|Last Edited||ArmyDem Mar 25, 2009 11:34pm|
|Media||Newspaper - New York Times|
|News Date||Thursday, March 26, 2009 05:00:00 AM UTC0:0|
|Description||By ABBY GOODNOUGH |
Published: March 25, 2009
BOSTON — Gov. Jim Douglas of Vermont said Wednesday that he would veto a same-sex marriage bill if it reached his desk, setting a new hurdle for a measure that had been moving swiftly through the legislature.
But Mr. Douglas, a Republican, also said that “legislative leaders would not have advanced this bill if they did not have the votes to override a veto.”
Mr. Douglas opposes same-sex marriage but for weeks declined to say whether he would veto the bill, which the Democratic leaders of the Senate and House have embraced.

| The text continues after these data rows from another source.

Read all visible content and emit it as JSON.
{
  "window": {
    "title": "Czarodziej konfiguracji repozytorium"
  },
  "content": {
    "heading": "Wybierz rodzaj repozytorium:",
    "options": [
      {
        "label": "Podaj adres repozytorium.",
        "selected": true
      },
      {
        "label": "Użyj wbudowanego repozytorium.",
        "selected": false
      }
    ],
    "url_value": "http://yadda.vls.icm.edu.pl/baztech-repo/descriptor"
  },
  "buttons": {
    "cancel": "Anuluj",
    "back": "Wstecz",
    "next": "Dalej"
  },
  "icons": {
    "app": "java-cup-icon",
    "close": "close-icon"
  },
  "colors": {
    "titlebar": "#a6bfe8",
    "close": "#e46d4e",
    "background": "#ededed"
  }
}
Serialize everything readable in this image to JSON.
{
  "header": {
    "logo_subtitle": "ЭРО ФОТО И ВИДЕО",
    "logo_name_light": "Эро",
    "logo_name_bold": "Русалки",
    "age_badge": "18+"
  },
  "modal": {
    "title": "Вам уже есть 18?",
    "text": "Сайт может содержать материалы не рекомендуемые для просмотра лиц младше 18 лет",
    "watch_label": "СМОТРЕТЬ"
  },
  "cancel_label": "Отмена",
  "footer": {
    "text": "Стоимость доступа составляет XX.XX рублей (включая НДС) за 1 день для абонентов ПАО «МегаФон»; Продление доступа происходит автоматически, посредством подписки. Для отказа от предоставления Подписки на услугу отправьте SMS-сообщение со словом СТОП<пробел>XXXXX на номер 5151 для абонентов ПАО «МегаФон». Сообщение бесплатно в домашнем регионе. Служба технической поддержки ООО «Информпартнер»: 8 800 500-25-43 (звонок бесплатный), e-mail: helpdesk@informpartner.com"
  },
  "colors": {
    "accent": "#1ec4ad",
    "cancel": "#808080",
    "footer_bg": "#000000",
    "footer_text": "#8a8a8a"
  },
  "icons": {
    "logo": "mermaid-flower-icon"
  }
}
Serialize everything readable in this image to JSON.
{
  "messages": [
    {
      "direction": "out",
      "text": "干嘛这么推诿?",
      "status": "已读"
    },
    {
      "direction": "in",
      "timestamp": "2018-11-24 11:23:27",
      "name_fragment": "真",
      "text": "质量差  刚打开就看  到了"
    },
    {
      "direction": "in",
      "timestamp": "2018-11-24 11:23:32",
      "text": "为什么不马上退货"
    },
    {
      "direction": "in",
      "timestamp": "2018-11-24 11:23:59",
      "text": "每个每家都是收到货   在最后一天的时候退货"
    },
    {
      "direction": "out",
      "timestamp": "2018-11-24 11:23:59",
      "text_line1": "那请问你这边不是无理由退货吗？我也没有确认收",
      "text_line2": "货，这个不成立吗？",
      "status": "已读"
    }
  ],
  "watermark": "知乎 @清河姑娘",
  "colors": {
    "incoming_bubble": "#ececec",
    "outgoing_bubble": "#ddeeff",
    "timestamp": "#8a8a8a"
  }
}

The Senate overwhelmingly approved the bill Friday, and a House committee is hearing testimony on it this week.
In 2000, Vermont became the first state to allow civil unions for gay couples, which give them virtually all of the state rights and benefits of married couples. With the new measure, Vermont would be the third state, after Massachusetts and Connecticut, to allow same-sex marriage.
Mr. Douglas said in a statement that it was not his normal policy to announce whether he would veto a bill before it passed the legislature, but that the debate around same-sex marriage had grown too intense to avoid.
“During these extraordinary times,” he said, “the speculation about my decision has added to the anxiety of the moment and further diverts attention from our most pressing issues, and I cannot allow that to happen.”